The potential synergies of the deal offer the real kick. As Lirola notes, Envoy will allow Quintiles to create a real-time link between the physician who writes the prescription and the pharmacy that fills it. In theory, that marketing data can be made available in real-time both to Quintiles' contract sales force and to its pharmaceutical clients. That's at least one application that will allow Quintiles to leverage its current relationships with drug makers. Joining medical claims data with clinical trial data in real-time also could speed up the analysis of Phase IV trials and provide highly useful data to healthcare payors.

Lirola thinks this merger pressures IMS Health (NYSE: RX), which gained $1 3/16 to $69 15/16 today, while enhancing the value of National Data (NYSE: NDC), which has its own real-time healthcare connectivity network and gained $2 3/8 to $38 15/16. Part of the market's poor reaction to the Envoy merger, though, may be that it's slightly dilutive to earnings and that it represents a significant move by Quintiles outside of its core business. Investors are wondering if Quintiles can get around some of the privacy issues involved in the medical records biz to make real use of this data. Some investors may also hear echoes of the other recent merger of clinical and administrative companies in the healthcare field: HBO's (Nasdaq: HBOC) combination with Access Health and pending merger with McKesson (NYSE: MCK). But the economics of the Envoy deal, at least for Quintiles, appear to be quite attractive given that Envoy's rising operating margins should top 25% for the year, well above Quintiles year-to-date 10.4% margins. There's also the promise of more profitable synergies down the road. If that happens, Quintiles will indeed be the envy of the CRO space.

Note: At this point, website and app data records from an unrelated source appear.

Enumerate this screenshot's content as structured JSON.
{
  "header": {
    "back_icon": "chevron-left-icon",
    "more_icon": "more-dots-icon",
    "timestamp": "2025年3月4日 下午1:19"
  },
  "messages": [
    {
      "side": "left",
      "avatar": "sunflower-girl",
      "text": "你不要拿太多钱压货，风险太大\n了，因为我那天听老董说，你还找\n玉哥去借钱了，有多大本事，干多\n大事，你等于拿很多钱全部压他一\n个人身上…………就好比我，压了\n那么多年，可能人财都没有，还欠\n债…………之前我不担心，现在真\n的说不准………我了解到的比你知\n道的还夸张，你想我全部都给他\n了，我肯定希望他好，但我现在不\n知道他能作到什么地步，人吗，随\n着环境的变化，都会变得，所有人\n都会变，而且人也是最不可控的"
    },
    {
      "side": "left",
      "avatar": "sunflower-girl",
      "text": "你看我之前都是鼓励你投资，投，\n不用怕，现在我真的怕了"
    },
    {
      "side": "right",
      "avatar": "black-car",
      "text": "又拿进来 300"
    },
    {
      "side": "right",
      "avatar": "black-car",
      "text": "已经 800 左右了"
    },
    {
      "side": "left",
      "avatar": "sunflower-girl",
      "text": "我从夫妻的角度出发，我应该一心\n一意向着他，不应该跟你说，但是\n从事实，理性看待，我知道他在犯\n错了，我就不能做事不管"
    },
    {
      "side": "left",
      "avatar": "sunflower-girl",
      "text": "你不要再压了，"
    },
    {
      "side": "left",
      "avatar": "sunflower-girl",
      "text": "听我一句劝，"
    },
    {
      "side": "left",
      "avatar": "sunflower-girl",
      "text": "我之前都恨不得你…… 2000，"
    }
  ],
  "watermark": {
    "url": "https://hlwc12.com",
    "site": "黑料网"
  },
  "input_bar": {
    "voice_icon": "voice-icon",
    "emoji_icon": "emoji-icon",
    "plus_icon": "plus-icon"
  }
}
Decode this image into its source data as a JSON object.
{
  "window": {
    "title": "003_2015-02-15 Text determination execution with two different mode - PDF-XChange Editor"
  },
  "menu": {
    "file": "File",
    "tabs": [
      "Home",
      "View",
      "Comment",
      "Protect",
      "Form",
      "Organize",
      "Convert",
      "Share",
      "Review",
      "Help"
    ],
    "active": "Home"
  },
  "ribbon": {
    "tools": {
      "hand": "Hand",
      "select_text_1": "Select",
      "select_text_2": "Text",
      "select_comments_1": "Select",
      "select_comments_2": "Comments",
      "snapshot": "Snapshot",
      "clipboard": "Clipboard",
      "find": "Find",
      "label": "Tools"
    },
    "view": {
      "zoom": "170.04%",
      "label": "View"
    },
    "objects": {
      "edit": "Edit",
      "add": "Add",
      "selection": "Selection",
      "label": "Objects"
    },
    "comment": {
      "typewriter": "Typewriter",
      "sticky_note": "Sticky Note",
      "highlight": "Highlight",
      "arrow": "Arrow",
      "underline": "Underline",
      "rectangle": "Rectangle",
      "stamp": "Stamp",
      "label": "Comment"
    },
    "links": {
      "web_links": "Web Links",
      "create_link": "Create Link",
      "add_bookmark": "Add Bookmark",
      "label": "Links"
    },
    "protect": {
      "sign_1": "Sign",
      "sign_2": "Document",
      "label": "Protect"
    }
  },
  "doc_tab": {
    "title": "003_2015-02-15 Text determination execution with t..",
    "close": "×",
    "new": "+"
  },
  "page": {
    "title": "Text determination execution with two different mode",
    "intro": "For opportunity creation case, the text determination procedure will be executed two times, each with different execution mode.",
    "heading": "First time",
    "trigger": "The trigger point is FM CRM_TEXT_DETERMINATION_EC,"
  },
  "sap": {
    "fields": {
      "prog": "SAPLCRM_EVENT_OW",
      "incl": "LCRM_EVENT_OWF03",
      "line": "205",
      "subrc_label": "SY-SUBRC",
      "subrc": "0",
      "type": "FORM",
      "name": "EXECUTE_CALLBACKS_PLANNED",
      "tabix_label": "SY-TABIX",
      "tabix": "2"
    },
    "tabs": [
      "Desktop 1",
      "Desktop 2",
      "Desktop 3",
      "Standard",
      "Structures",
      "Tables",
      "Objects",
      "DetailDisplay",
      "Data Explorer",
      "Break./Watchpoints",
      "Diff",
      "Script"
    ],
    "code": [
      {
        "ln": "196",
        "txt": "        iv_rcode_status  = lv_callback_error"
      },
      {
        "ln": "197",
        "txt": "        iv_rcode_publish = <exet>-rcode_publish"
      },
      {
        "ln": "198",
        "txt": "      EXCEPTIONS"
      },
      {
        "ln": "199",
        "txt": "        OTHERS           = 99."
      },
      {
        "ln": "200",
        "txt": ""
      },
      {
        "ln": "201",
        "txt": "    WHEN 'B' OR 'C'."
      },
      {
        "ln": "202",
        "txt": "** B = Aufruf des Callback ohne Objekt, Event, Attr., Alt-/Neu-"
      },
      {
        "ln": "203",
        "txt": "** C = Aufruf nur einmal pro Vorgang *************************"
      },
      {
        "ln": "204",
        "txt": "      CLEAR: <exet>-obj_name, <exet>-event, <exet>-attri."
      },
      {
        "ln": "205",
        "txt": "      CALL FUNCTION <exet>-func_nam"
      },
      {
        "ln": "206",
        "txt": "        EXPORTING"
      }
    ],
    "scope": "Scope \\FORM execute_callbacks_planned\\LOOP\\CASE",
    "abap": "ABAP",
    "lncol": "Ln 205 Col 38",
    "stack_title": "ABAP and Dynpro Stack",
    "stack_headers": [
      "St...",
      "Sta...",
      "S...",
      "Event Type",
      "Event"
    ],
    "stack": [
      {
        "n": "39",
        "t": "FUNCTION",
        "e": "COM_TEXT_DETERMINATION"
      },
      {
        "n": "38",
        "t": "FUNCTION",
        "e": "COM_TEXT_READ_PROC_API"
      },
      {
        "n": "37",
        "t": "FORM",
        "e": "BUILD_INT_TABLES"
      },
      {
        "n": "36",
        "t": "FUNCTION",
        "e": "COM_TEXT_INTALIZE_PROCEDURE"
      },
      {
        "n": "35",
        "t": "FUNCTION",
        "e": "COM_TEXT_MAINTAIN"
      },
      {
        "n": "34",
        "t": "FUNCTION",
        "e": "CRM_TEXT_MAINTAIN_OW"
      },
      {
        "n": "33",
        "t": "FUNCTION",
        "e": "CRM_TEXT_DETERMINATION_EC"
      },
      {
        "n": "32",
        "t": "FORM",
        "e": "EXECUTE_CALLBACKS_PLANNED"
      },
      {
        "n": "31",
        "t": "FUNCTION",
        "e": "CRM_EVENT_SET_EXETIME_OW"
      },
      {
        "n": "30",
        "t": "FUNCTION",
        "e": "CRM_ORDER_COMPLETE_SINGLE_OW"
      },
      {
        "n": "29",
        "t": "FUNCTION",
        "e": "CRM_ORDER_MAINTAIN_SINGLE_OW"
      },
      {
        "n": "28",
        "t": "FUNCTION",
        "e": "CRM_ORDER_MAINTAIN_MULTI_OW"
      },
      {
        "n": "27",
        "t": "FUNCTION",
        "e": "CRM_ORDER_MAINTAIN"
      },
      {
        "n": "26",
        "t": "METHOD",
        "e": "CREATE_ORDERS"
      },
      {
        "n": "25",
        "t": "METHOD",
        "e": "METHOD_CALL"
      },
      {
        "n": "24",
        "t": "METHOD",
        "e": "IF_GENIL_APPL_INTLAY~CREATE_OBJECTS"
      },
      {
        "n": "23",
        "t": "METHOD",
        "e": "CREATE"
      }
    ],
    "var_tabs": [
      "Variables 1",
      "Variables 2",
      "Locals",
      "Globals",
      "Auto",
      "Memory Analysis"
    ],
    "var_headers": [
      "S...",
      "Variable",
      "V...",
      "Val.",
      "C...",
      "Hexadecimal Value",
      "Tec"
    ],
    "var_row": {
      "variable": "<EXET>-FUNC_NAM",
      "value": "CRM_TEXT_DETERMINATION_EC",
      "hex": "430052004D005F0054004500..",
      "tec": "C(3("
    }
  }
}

 Recent Fool on the Hill Headlines
Fool on the Hill Archives »